_EXERCISE DESCRIPTION_
Write out each entry, exactly the way it appears.

* * *

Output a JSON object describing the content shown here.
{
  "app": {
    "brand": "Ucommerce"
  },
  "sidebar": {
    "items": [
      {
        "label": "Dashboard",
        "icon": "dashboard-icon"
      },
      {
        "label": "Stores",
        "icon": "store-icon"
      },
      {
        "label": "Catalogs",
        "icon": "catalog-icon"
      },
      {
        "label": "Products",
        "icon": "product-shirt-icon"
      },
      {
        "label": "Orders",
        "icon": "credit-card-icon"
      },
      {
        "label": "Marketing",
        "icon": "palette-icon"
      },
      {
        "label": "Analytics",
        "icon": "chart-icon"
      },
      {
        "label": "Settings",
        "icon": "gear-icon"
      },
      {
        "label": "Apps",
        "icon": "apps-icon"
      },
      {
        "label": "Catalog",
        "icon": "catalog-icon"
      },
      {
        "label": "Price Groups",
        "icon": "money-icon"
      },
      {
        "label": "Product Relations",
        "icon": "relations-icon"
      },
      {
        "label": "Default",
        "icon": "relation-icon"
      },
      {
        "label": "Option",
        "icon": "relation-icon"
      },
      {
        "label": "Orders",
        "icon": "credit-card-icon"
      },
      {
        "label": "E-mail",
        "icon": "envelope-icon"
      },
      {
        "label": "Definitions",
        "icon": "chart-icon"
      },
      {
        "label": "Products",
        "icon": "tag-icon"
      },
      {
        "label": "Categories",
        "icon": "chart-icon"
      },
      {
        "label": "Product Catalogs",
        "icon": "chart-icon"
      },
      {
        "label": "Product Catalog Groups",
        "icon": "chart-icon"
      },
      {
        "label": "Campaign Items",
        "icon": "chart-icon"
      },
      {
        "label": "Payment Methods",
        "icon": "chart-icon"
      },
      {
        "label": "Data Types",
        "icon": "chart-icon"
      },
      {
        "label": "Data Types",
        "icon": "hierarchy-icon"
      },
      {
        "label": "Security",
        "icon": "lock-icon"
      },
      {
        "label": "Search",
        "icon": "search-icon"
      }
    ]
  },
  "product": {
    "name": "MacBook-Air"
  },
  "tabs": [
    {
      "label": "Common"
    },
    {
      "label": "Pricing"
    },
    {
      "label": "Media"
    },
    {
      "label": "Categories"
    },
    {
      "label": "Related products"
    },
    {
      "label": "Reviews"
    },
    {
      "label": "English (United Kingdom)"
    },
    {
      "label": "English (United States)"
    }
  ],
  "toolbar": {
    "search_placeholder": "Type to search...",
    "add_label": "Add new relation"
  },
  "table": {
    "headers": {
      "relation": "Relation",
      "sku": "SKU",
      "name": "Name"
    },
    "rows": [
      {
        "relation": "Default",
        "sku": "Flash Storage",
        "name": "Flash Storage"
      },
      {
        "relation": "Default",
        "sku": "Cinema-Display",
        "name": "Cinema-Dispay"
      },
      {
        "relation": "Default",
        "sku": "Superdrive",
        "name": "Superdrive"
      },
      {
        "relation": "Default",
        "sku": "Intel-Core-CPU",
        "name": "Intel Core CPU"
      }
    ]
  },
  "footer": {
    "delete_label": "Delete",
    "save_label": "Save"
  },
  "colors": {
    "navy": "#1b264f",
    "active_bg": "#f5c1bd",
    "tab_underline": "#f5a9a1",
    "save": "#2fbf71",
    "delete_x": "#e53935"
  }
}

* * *

_TASK OUTPUT_
Output a JSON object describing the content shown here.
{
  "app": {
    "brand": "Ucommerce"
  },
  "sidebar": {
    "items": [
      {
        "label": "Dashboard",
        "icon": "dashboard-icon"
      },
      {
        "label": "Stores",
        "icon": "store-icon"
      },
      {
        "label": "Catalogs",
        "icon": "catalog-icon"
      },
      {
        "label": "Products",
        "icon": "product-shirt-icon"
      },
      {
        "label": "Orders",
        "icon": "credit-card-icon"
      },
      {
        "label": "Marketing",
        "icon": "palette-icon"
      },
      {
        "label": "Analytics",
        "icon": "chart-icon"
      },
      {
        "label": "Settings",
        "icon": "gear-icon"
      },
      {
        "label": "Apps",
        "icon": "apps-icon"
      },
      {
        "label": "Catalog",
        "icon": "catalog-icon"
      },
      {
        "label": "Price Groups",
        "icon": "money-icon"
      },
      {
        "label": "Product Relations",
        "icon": "relations-icon"
      },
      {
        "label": "Default",
        "icon": "relation-icon"
      },
      {
        "label": "Option",
        "icon": "relation-icon"
      },
      {
        "label": "Orders",
        "icon": "credit-card-icon"
      },
      {
        "label": "E-mail",
        "icon": "envelope-icon"
      },
      {
        "label": "Definitions",
        "icon": "chart-icon"
      },
      {
        "label": "Products",
        "icon": "tag-icon"
      },
      {
        "label": "Categories",
        "icon": "chart-icon"
      },
      {
        "label": "Product Catalogs",
        "icon": "chart-icon"
      },
      {
        "label": "Product Catalog Groups",
        "icon": "chart-icon"
      },
      {
        "label": "Campaign Items",
        "icon": "chart-icon"
      },
      {
        "label": "Payment Methods",
        "icon": "chart-icon"
      },
      {
        "label": "Data Types",
        "icon": "chart-icon"
      },
      {
        "label": "Data Types",
        "icon": "hierarchy-icon"
      },
      {
        "label": "Security",
        "icon": "lock-icon"
      },
      {
        "label": "Search",
        "icon": "search-icon"
      }
    ]
  },
  "product": {
    "name": "MacBook-Air"
  },
  "tabs": [
    {
      "label": "Common"
    },
    {
      "label": "Pricing"
    },
    {
      "label": "Media"
    },
    {
      "label": "Categories"
    },
    {
      "label": "Related products"
    },
    {
      "label": "Reviews"
    },
    {
      "label": "English (United Kingdom)"
    },
    {
      "label": "English (United States)"
    }
  ],
  "toolbar": {
    "search_placeholder": "Type to search...",
    "add_label": "Add new relation"
  },
  "table": {
    "headers": {
      "relation": "Relation",
      "sku": "SKU",
      "name": "Name"
    },
    "rows": [
      {
        "relation": "Default",
        "sku": "Flash Storage",
        "name": "Flash Storage"
      },
      {
        "relation": "Default",
        "sku": "Cinema-Display",
        "name": "Cinema-Dispay"
      },
      {
        "relation": "Default",
        "sku": "Superdrive",
        "name": "Superdrive"
      },
      {
        "relation": "Default",
        "sku": "Intel-Core-CPU",
        "name": "Intel Core CPU"
      }
    ]
  },
  "footer": {
    "delete_label": "Delete",
    "save_label": "Save"
  },
  "colors": {
    "navy": "#1b264f",
    "active_bg": "#f5c1bd",
    "tab_underline": "#f5a9a1",
    "save": "#2fbf71",
    "delete_x": "#e53935"
  }
}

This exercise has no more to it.